Verifying compliance of engineering designs doesn’t do much good if the actual, “as built” product ends up noncompliant, Vermeij asserted. “The regulator doesn’t care what the engineer is thinking during design,” he said. So it was important to add compliance verification to the point of sale, which Varian’s field sales force handles in SAP Business Suite’s sales order management and Variant Configuration tools. The orders can be thousands of lines long and differ significantly from the engineering specifications, according to Vermeij.
A "customer exit" in ABAP, SAP's 4GL programming language, allows the new application to reach in and analyze configured sales orders, according to Dion. “In standard code, there’s a call-out to a customer exit,” he said. “Usually they’re blank, [but] you can use them to integrate the custom functionality without impacting the standard code set. In this case, all that we’re doing is calling upon a different function or program that’s within SAP already to filter down the bill of materials based on a specific configuration in a sales order. ”
Two bills of material (BOMs) play important roles at critical steps in the process, Dion said. “There’s the engineering BOM up front,” he said. “What Varian is doing is enabling their engineering user to export their engineering BOMs into [SPRC]. Then there is also the manufacturing BOM -- which really is what’s required to protect your company from any risk of noncompliance -- [and] that you need to be providing on an as-built, plant-specific basis.”
SAP Business Suite already had the integration needed to bring suppliers into the new compliance system, Sarkar said. “The supplier or manufacturer has a mandate to provide the information that they have,” he said. “The system has the capability by which you can trigger a workflow that initiates an email.” Suppliers have a choice of entering their information into a template and returning it by email or by logging into a supplier portal. The information is automatically processed and stored in the EHS database, which has metadata index integration to a content management server that holds related documents, such as supplier certificates of compliance, according to Sarkar.
The system also lets Varian measure worker performance, Sarkar said. “We have built a lot of cool Web-page analytics reporting” and tracking of key performance indicators in SAP BusinessObjects and its Xcelcius data-visualization tool.
Distributed product compliance pays off
The system went live in August after approximately 10 months of implementation, including data migration and training. “We had to do some modification and development, but the data sources are in a single system, so it was pretty easy for us,” Sarkar said.
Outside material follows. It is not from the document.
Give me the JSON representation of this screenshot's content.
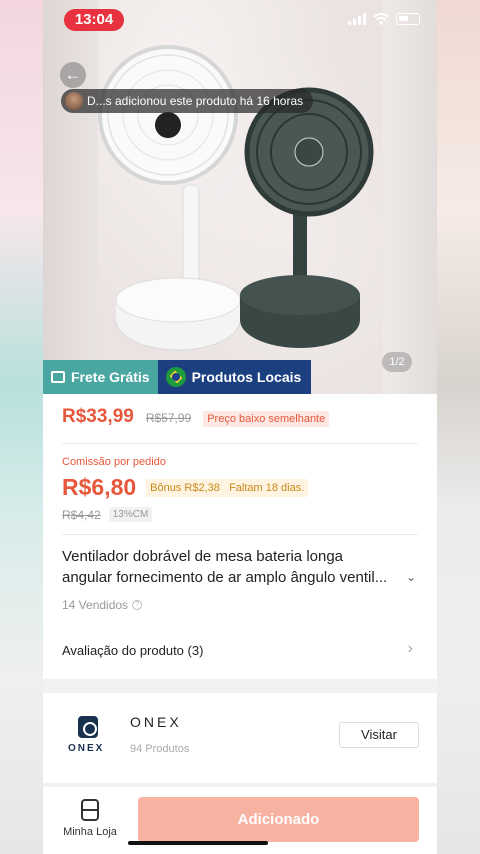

To Dion, organizational change management was a major part of the project, requiring a significant training initiative and “making sure that the different organizations in the company that were going to be affected were ready.”
Hiring a dedicated compliance manager as the liaison to an outside company that collects compliance information may also have eased the transition by functioning like a service organization to the engineers, according to Vermeij. “Varian’s thinking evolved on this,” he said. “People used to think engineers would organize themselves around [compliance].”
While he doesn’t have exact metrics to show just yet, Sarkar said there has been a return on investment, and Varian has ambitious goals in its sights. “The system which we have implemented is going to bring a lot of efficiency to our process,” Sarkar said. Engineers already need less time to check their designs for compliance. “Now everything is electronic, particularly on the engineering change side.”
The holistic approach to product compliance that Varian adopted is a significant change from what manufacturers believed only a half dozen years ago, Vermeij said. “They thought all we needed to do is put a checkmark in some CAD [computer-aided design] system. Companies have realized that compliance needs to be embedded across all business processes.”